For example, sample data assessing the impact of maternal smoking on growth trajectories among children in France assumes the established relationship of increased risk of obesity in adulthood with maternal smoking during pregnancy.[2]

 

Advantages of NLME3

 

Disadvantages of NLME

A simulated function (at each time step for a repeated measure dataset) is required to produce a numerical estimate.

NLME is computationally intensive.

 

Ki UTILIZATION OF NLME MODELS

Parametric non-linear model

See the “Parametric statistical methods” bullet in the “What is a NLME model?” section above. This is the predominant statistical approach for NLME.

Full Random Effects Model (FREM)

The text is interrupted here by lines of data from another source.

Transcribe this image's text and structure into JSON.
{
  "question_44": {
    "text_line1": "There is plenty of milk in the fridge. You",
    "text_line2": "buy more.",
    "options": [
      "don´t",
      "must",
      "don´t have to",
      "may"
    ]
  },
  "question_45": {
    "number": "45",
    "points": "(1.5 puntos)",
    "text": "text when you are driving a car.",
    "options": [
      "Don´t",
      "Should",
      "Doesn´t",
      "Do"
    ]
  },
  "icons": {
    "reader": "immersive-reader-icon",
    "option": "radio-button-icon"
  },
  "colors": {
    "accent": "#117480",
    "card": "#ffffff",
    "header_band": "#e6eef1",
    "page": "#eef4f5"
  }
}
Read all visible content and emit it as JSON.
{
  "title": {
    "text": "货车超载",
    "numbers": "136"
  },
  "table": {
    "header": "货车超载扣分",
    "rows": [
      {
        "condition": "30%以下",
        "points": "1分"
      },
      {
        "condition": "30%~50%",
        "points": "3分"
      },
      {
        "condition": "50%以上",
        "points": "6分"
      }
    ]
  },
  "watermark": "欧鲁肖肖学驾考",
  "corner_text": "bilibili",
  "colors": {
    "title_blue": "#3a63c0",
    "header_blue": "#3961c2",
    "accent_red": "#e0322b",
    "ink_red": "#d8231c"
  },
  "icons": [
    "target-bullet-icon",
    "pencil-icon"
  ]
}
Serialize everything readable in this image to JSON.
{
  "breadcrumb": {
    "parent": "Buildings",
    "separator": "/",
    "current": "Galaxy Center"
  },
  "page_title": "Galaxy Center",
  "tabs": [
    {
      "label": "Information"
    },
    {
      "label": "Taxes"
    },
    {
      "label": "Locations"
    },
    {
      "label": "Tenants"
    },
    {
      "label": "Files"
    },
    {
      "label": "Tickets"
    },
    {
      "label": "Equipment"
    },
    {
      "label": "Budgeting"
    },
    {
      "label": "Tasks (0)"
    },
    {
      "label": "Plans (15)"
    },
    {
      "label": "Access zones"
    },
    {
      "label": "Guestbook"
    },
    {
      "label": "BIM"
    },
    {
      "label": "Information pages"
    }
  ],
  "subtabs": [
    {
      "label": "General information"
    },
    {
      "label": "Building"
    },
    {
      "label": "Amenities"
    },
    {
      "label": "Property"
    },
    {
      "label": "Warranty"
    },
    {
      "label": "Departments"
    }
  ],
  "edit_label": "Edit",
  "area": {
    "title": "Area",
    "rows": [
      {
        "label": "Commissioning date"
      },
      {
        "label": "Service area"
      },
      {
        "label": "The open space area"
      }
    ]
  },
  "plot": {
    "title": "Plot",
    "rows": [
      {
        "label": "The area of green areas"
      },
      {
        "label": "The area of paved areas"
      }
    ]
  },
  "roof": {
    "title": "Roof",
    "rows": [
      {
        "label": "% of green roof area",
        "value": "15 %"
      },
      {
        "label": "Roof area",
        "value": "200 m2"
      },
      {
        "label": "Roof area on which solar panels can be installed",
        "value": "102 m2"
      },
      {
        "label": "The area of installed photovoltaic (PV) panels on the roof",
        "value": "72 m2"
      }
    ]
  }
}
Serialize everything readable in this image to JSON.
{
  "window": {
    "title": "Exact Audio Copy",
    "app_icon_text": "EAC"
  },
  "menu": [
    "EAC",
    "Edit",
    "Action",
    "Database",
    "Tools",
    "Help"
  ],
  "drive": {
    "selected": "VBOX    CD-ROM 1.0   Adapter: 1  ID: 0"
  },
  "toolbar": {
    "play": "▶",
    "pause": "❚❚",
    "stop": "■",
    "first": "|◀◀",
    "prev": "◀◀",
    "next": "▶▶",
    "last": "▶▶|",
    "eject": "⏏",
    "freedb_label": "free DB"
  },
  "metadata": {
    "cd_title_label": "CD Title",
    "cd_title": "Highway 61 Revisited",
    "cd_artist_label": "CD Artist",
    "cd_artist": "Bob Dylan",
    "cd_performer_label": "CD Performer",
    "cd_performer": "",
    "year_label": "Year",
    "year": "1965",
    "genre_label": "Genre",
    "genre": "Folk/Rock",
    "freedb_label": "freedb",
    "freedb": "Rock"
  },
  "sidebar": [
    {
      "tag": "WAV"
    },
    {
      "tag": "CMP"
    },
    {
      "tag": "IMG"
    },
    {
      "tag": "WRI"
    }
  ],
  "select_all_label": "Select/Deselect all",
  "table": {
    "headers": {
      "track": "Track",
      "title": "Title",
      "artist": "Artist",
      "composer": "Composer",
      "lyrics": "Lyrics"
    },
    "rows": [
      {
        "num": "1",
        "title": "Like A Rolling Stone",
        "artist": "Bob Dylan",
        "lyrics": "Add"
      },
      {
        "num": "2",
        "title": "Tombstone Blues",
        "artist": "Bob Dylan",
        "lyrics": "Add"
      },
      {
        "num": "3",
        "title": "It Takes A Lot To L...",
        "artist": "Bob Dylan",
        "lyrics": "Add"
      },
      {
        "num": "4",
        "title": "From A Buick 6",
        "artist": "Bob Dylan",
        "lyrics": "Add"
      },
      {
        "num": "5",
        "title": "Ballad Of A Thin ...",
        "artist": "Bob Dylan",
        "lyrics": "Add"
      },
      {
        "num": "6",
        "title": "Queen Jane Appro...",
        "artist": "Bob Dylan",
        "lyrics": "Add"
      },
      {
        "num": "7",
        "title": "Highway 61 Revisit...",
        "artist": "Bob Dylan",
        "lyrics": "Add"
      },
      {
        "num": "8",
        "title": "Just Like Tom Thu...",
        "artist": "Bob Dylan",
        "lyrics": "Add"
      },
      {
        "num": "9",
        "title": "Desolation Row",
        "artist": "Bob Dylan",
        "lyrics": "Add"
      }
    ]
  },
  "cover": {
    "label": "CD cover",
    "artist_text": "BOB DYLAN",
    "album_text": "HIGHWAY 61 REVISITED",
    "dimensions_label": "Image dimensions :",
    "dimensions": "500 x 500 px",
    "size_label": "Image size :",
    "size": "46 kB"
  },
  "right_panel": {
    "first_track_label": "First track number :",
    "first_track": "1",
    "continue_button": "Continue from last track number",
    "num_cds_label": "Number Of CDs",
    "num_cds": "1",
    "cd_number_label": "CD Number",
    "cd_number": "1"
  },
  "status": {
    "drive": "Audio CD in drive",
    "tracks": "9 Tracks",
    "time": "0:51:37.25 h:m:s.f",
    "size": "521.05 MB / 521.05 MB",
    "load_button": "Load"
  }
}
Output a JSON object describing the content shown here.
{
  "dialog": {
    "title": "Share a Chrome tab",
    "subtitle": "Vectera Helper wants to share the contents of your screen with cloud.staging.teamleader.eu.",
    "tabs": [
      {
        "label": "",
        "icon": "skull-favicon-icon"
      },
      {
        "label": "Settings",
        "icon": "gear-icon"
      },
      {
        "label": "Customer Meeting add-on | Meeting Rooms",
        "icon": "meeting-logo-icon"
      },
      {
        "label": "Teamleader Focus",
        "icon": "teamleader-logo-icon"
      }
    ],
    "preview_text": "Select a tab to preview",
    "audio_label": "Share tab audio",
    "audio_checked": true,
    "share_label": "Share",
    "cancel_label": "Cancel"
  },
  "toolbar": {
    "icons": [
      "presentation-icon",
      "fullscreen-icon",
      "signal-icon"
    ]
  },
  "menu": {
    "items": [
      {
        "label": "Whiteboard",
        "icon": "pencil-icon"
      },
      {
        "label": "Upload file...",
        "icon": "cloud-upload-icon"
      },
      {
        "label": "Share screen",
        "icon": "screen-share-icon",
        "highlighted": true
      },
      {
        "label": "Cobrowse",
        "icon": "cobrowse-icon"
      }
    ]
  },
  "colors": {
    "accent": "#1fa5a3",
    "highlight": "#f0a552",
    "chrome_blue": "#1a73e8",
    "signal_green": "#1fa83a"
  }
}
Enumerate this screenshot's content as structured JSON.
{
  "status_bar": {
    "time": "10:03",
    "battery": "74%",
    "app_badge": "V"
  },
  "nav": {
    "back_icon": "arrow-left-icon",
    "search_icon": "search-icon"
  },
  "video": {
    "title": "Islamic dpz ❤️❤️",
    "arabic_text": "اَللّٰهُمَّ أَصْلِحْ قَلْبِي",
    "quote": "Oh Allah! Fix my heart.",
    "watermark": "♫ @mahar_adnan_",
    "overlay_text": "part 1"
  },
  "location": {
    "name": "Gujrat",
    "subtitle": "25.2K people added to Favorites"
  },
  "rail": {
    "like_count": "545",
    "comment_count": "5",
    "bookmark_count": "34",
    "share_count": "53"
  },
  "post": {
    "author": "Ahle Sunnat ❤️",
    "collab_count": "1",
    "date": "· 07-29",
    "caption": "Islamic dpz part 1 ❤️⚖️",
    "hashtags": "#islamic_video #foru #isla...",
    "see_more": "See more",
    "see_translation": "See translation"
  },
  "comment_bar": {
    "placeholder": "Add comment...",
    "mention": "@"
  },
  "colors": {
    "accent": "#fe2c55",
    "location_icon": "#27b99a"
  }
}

FREM incorporates random variation between multiple covariates and within individual observations of a single covariate (using variance and covariance estimates) to model the outcome as a function of the covariate(s).[4]

FREM does not include fixed effects.

An advantage to FREM is its ability to conduct analysis with missing covariate values.

Bayesian non-linear mixed effects model

This model differs from other NLME models in that it takes a Bayesian approach, rather than a frequentist approach.

The Frequentist Approach utilizes assumptions (discussed above) of the predictor-outcome relationship between the data within your sample and the population overall. These parameters are fixed over repeated random samples.

The Bayesian Approach leverages prior knowledge of the model or its parameters, allowing parameters to vary based on the distribution of repeated random samples.

Example: Extensive developmental research and improvements in imaging technology have informed head circumference data, such that additional parameter information by gender and geography can predict estimated gestational age. Variations in the head circumference distribution based on gender and geography provide a better model fit for data.

Resource Links

 

References
  1. Jenss R, Bayley N. A Mathematical Method For Studying The Growth of A Child. Human Biology. 1937;9(4):556-63.
  2. Carles S, Charles M-A, Forhan A, et al. A Novel Method to Describe Early Offspring Body Mass Index (BMI) Trajectories and to Study Its Determinants. PloS one. 2016;11(6):e0157766.
  3. Pinheiro JC, Bates DM. Mixed- Effects Models in S and S-PLUS. New York: Springer; 2000.
  4. MathWorks. Nonlinear Mixed- Effects Modeling. 2017; https:// www.mathworks.com/help/ simbio/ug/what-is-nonlinear-mixed-effects-modeling.html. Accessed October 5, 2017.